In the bustling streets of urban centers worldwide, the sight and smell of fast food permeate the air, beckoning busy individuals with promises of quick and easy meals. However, beyond the allure of convenience lies a stark reality: the harmful effects of consuming street fast food on both individual health and broader societal well-being.

At the forefront of concern is the nutritional content of street fast food offerings. Often high in calories, saturated fats, and sodium, these meals prioritize taste and affordability over nutritional value, contributing to a myriad of health problems. Regular consumption of such fare is linked to obesity, a pervasive issue with far-reaching consequences for public health. From heart disease and diabetes to hypertension and metabolic disorders, the toll on individuals’ well-being is significant and enduring.

Compounding this concern is the lack of stringent hygiene standards in the production and preparation of street fast food. With limited oversight and regulation, vendors may inadvertently or deliberately compromise food safety, increasing the risk of contamination by harmful pathogens. Instances of foodborne illnesses, ranging from mild gastrointestinal discomfort to severe infections, are not uncommon, posing acute threats to consumers’ health.

Moreover, the ubiquity of street fast food outlets in urban areas perpetuates unhealthy eating habits and exacerbates existing health disparities. In neighborhoods lacking access to fresh, nutritious options, street fast food may become a primary dietary staple, reinforcing cycles of poor health outcomes and socioeconomic inequality. This phenomenon disproportionately affects marginalized communities, where the prevalence of fast food outlets far exceeds that of grocery stores or farmers’ markets.

Environmental concerns further compound the issue. Street fast food is often packaged in single-use containers and wrappers, contributing to the proliferation of plastic waste and environmental degradation. From littered streets to polluted waterways, the repercussions of this disposable culture extend far beyond individual health, impacting ecosystems and communities alike.

Addressing the harmful effects of street fast food necessitates a comprehensive approach that addresses both individual behavior and systemic factors. Education campaigns promoting healthy eating habits, stricter enforcement of food safety regulations, and initiatives to increase access to affordable, nutritious options in underserved areas are essential components of any solution.

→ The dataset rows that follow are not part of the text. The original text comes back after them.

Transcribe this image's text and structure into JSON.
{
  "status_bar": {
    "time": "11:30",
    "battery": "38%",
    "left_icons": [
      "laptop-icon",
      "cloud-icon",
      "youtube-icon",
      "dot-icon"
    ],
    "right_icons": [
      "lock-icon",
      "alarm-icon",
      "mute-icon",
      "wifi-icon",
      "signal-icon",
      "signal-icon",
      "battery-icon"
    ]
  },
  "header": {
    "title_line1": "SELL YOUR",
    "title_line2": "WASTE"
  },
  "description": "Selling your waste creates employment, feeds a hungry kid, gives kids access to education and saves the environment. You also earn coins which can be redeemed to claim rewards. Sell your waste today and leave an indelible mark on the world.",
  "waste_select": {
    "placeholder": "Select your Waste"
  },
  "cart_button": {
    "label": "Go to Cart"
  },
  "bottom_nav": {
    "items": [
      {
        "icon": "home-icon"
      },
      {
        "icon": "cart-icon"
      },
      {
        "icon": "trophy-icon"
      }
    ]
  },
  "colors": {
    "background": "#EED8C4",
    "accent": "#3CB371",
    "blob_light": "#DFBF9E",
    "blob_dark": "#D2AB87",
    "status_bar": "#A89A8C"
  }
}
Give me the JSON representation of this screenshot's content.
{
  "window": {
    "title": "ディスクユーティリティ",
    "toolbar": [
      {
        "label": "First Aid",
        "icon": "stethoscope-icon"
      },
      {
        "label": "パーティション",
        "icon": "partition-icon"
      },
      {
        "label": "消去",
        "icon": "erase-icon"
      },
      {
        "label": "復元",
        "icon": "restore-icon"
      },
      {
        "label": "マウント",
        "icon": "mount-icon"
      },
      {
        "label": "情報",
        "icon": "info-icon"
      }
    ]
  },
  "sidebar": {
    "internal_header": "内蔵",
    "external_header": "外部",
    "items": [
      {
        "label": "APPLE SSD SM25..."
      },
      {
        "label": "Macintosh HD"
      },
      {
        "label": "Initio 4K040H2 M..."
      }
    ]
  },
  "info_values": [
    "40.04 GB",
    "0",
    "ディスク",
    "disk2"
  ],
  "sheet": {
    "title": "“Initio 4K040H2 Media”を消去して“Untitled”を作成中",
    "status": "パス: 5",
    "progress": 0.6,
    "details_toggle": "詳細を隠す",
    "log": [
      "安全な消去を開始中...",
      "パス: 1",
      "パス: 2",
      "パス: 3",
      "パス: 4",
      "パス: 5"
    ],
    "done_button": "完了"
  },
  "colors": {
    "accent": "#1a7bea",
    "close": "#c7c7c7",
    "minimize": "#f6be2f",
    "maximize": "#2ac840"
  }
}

Additionally, fostering collaboration between policymakers, public health experts, urban planners, and community stakeholders is crucial for implementing sustainable change. By advocating for policies that prioritize public health and environmental sustainability, we can create healthier, more equitable food environments for all.

In conclusion, while street fast food offers convenience and affordability, its consumption exacts a heavy toll on both individual health and the broader community. By acknowledging the hidden costs of convenience and working towards systemic solutions, we can build a future where access to healthy, sustainable food is a fundamental right, not a luxury.